[[ The records, beginning ]]

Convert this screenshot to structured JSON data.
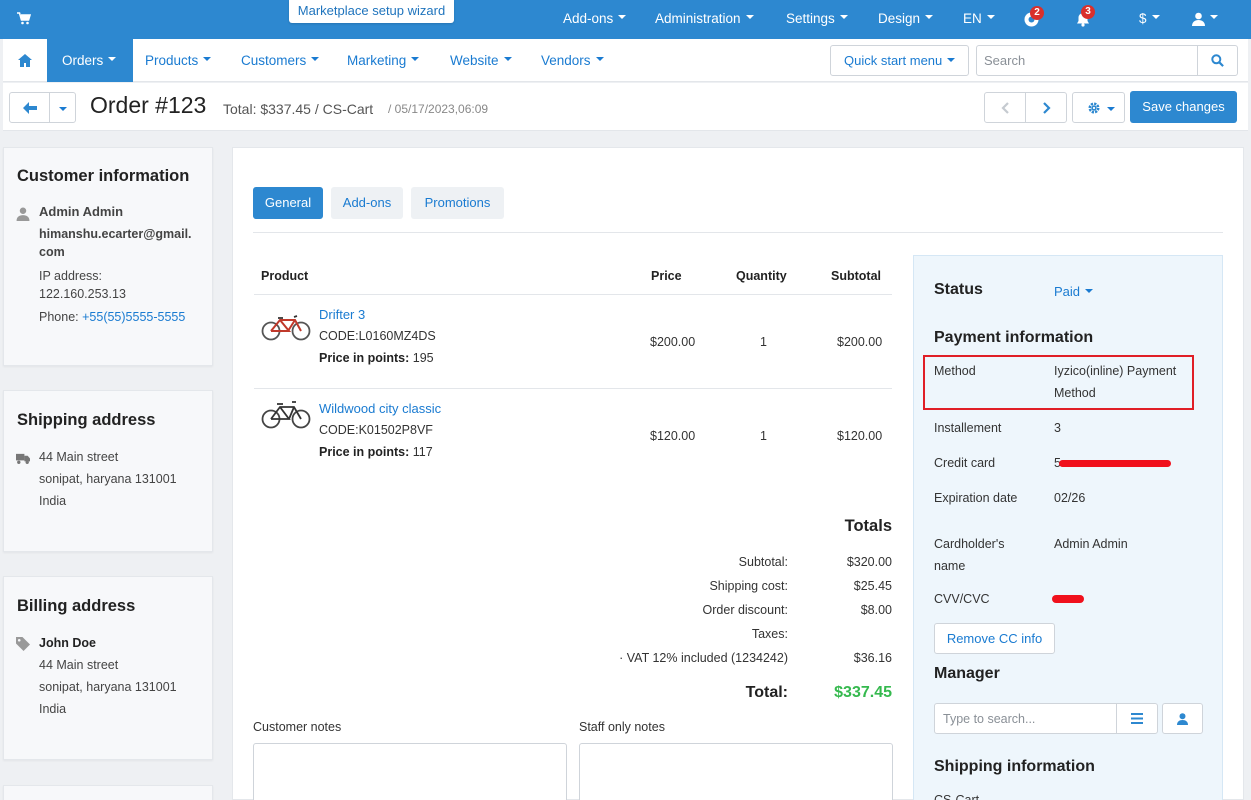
{
  "topbar": {
    "wizard": "Marketplace setup wizard",
    "menu": [
      "Add-ons",
      "Administration",
      "Settings",
      "Design",
      "EN"
    ],
    "help_badge": "2",
    "notif_badge": "3",
    "currency": "$",
    "icons": [
      "cart-icon",
      "help-icon",
      "bell-icon",
      "user-icon"
    ]
  },
  "nav": {
    "items": [
      "Orders",
      "Products",
      "Customers",
      "Marketing",
      "Website",
      "Vendors"
    ],
    "quick_start": "Quick start menu",
    "search_placeholder": "Search"
  },
  "order": {
    "title": "Order #123",
    "subtitle": "Total: $337.45 / CS-Cart",
    "date": "/ 05/17/2023,06:09",
    "save": "Save changes"
  },
  "customer": {
    "heading": "Customer information",
    "name": "Admin Admin",
    "email_1": "himanshu.ecarter@gmail.",
    "email_2": "com",
    "ip_label": "IP address:",
    "ip": "122.160.253.13",
    "phone_label": "Phone:",
    "phone": "+55(55)5555-5555"
  },
  "shipping_address": {
    "heading": "Shipping address",
    "street": "44 Main street",
    "city": "sonipat, haryana 131001",
    "country": "India"
  },
  "billing_address": {
    "heading": "Billing address",
    "name": "John Doe",
    "street": "44 Main street",
    "city": "sonipat, haryana 131001",
    "country": "India"
  },
  "tabs": [
    "General",
    "Add-ons",
    "Promotions"
  ],
  "table": {
    "headers": [
      "Product",
      "Price",
      "Quantity",
      "Subtotal"
    ],
    "points_label": "Price in points:",
    "rows": [
      {
        "name": "Drifter 3",
        "code": "CODE:L0160MZ4DS",
        "points": "195",
        "price": "$200.00",
        "qty": "1",
        "subtotal": "$200.00"
      },
      {
        "name": "Wildwood city classic",
        "code": "CODE:K01502P8VF",
        "points": "117",
        "price": "$120.00",
        "qty": "1",
        "subtotal": "$120.00"
      }
    ]
  },
  "totals": {
    "heading": "Totals",
    "rows": [
      {
        "label": "Subtotal:",
        "value": "$320.00"
      },
      {
        "label": "Shipping cost:",
        "value": "$25.45"
      },
      {
        "label": "Order discount:",
        "value": "$8.00"
      },
      {
        "label": "Taxes:",
        "value": ""
      },
      {
        "label": "· VAT 12% included (1234242)",
        "value": "$36.16"
      }
    ],
    "total_label": "Total:",
    "total_value": "$337.45"
  },
  "notes": {
    "customer": "Customer notes",
    "staff": "Staff only notes"
  },
  "sidebar": {
    "status_heading": "Status",
    "status_value": "Paid",
    "payment_heading": "Payment information",
    "method_label": "Method",
    "method_value_1": "Iyzico(inline) Payment",
    "method_value_2": "Method",
    "installement_label": "Installement",
    "installement_value": "3",
    "card_label": "Credit card",
    "card_value": "5",
    "expiration_label": "Expiration date",
    "expiration_value": "02/26",
    "holder_label_1": "Cardholder's",
    "holder_label_2": "name",
    "holder_value": "Admin Admin",
    "cvv_label": "CVV/CVC",
    "remove_cc": "Remove CC info",
    "manager_heading": "Manager",
    "manager_placeholder": "Type to search...",
    "shipping_heading": "Shipping information",
    "shipping_value": "CS-Cart"
  },
  "colors": {
    "primary": "#2d88d0",
    "link": "#1a7bd1",
    "total_green": "#35b94e",
    "highlight_red": "#e01e26"
  }
}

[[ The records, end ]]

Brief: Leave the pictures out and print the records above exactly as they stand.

Exercise response:
Convert this screenshot to structured JSON data.
{
  "topbar": {
    "wizard": "Marketplace setup wizard",
    "menu": [
      "Add-ons",
      "Administration",
      "Settings",
      "Design",
      "EN"
    ],
    "help_badge": "2",
    "notif_badge": "3",
    "currency": "$",
    "icons": [
      "cart-icon",
      "help-icon",
      "bell-icon",
      "user-icon"
    ]
  },
  "nav": {
    "items": [
      "Orders",
      "Products",
      "Customers",
      "Marketing",
      "Website",
      "Vendors"
    ],
    "quick_start": "Quick start menu",
    "search_placeholder": "Search"
  },
  "order": {
    "title": "Order #123",
    "subtitle": "Total: $337.45 / CS-Cart",
    "date": "/ 05/17/2023,06:09",
    "save": "Save changes"
  },
  "customer": {
    "heading": "Customer information",
    "name": "Admin Admin",
    "email_1": "himanshu.ecarter@gmail.",
    "email_2": "com",
    "ip_label": "IP address:",
    "ip": "122.160.253.13",
    "phone_label": "Phone:",
    "phone": "+55(55)5555-5555"
  },
  "shipping_address": {
    "heading": "Shipping address",
    "street": "44 Main street",
    "city": "sonipat, haryana 131001",
    "country": "India"
  },
  "billing_address": {
    "heading": "Billing address",
    "name": "John Doe",
    "street": "44 Main street",
    "city": "sonipat, haryana 131001",
    "country": "India"
  },
  "tabs": [
    "General",
    "Add-ons",
    "Promotions"
  ],
  "table": {
    "headers": [
      "Product",
      "Price",
      "Quantity",
      "Subtotal"
    ],
    "points_label": "Price in points:",
    "rows": [
      {
        "name": "Drifter 3",
        "code": "CODE:L0160MZ4DS",
        "points": "195",
        "price": "$200.00",
        "qty": "1",
        "subtotal": "$200.00"
      },
      {
        "name": "Wildwood city classic",
        "code": "CODE:K01502P8VF",
        "points": "117",
        "price": "$120.00",
        "qty": "1",
        "subtotal": "$120.00"
      }
    ]
  },
  "totals": {
    "heading": "Totals",
    "rows": [
      {
        "label": "Subtotal:",
        "value": "$320.00"
      },
      {
        "label": "Shipping cost:",
        "value": "$25.45"
      },
      {
        "label": "Order discount:",
        "value": "$8.00"
      },
      {
        "label": "Taxes:",
        "value": ""
      },
      {
        "label": "· VAT 12% included (1234242)",
        "value": "$36.16"
      }
    ],
    "total_label": "Total:",
    "total_value": "$337.45"
  },
  "notes": {
    "customer": "Customer notes",
    "staff": "Staff only notes"
  },
  "sidebar": {
    "status_heading": "Status",
    "status_value": "Paid",
    "payment_heading": "Payment information",
    "method_label": "Method",
    "method_value_1": "Iyzico(inline) Payment",
    "method_value_2": "Method",
    "installement_label": "Installement",
    "installement_value": "3",
    "card_label": "Credit card",
    "card_value": "5",
    "expiration_label": "Expiration date",
    "expiration_value": "02/26",
    "holder_label_1": "Cardholder's",
    "holder_label_2": "name",
    "holder_value": "Admin Admin",
    "cvv_label": "CVV/CVC",
    "remove_cc": "Remove CC info",
    "manager_heading": "Manager",
    "manager_placeholder": "Type to search...",
    "shipping_heading": "Shipping information",
    "shipping_value": "CS-Cart"
  },
  "colors": {
    "primary": "#2d88d0",
    "link": "#1a7bd1",
    "total_green": "#35b94e",
    "highlight_red": "#e01e26"
  }
}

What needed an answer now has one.